If you’re quick off the mark, you may well be able to secure yourself a spot in one of the three bandas at the exclusive Saruni Rhino Camp in Kenya’s northern frontier. The boutique camp is located in a private conservancy, Sera, a pioneering, community-owned sanctuary that’s home to a lovely little group of black rhino who were introduced to bolster Kenya’s rhino population and encourage visitors to make the trip up north. And that’s where the walking safaris come in – but did we mention these aren’t any old Kenya walking safaris? To set out on foot here is to embark on an exhilarating journey after the black rhino themselves. Accompanied by rangers using traditional tracking methods and with an intimate knowledge of each rhino on the conservancy, you’ll track them on foot and (perhaps) get close enough to see every ear flick and feel every tail swish.

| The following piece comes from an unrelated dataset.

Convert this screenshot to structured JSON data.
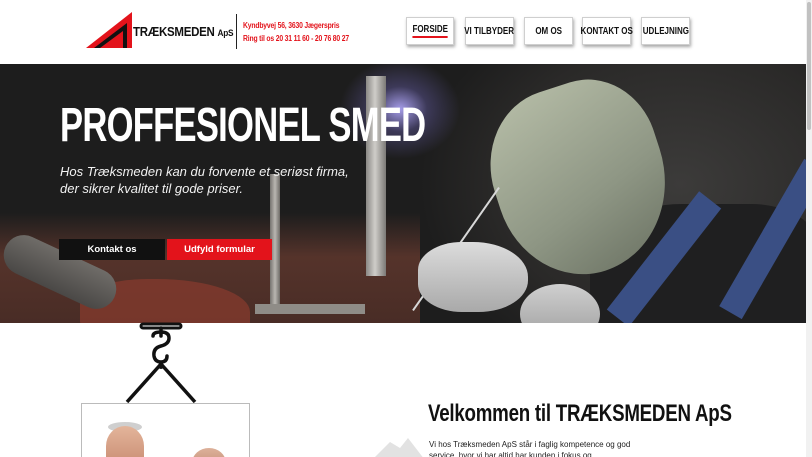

Combine tracking black rhino on foot at Saruni Rhino with a few nights at sister camp Saruni Samburu for a walking safari to remember. Try using our trip, The road less travelled, as a starting point.
Some of the best Kenya walking safaris actually involve no walking at all. Sounds weird? Well, you’ll have to visit Laikipia Wilderness to find out what we’re talking about! Here, the guides have perfected the art of simply being. Of course, you’ll spend a good few hours putting your walking boots to the test but in these hills and valleys, it’s not about racing around or dashing here and there; instead, you’ll find quiet spots to settle down in and absorb what’s going on around you. Listen to the flutter of wings by the river, feel the vibrations from the grazing ellies ahead and allow nature to unfold around you. Now, that’s what you get from a team with 25 years-experience in walking safaris behind them….
Conservation, cats and walking safaris incorporates a little bit of everything Kenya has to offer. It’s one of our most-loved Kenya adventures and the perfect trip to add a stay at Laikipia Wilderness.
Kicheche Valley Camp and Kicheche Bush Camp
Greater Masai Mara
If you fancy a real stretch of the legs, then how about joining one of our favourite Kenya walking safaris – Kicheche’s magnificent, multi-day trekking adventure. Starting at the beautiful Valley Camp in the Naboisho Conservancy, you’ll wind your way on foot through thick acacia woodland and rolling plains, keeping your eyes peeled for game big and small. As darkness falls, you’ll arrive at a fly camp on the western side of the conservancy, where it’s drinks around the fire, home-cooked fare and an extraordinary night under the stars. In the morning, wake bright and early and head to the Bush Camp in the Olare Motorogi Conservancy. You’ll walk along the spectacular escarpment of Seketa Valley – with a few stops along the way to take in the small things that you can only see on foot, of course.
To take advantage of this fly-camping adventure, you’ll need to book at least four or five nights at Kicheche Valley Camp and Kicheche Bush Camp – simply add it to any of our Kenya trips and start planning!
Last but not least on our list of Kenya walking safaris, it’s the beautiful Borana Lodge. Located in the heart of Borana Conservancy, staying here is as sustainable as it is exciting with all earnings going straight back into conservation. What better excuse, then, to get stuck into one of the excellent walking safaris?! And as ever, you’re spoiled for choice if you fancy an on-foot exploration. Start your morning with a tranquil stroll through the conservancy and take advantage of the guides’ extensive knowledge of the flora and fauna and the birds and the bees or, if you’re feeling spritely, how about a morning run with the armed guards? In the afternoon, spend a few hours tracking the black rhino and reporting back to HQ, or take part in a darting or collaring exercise. Perhaps not a classic Kenya walking safari, but arguably an even better way to get your teeth into the bush and all it has to offer.
Add a stay at Borana Lodge to our Conservation and Culture trip and combine two of Kenya’s most celebrated conservation areas that both happen to be home to some rather fabulous walking safaris.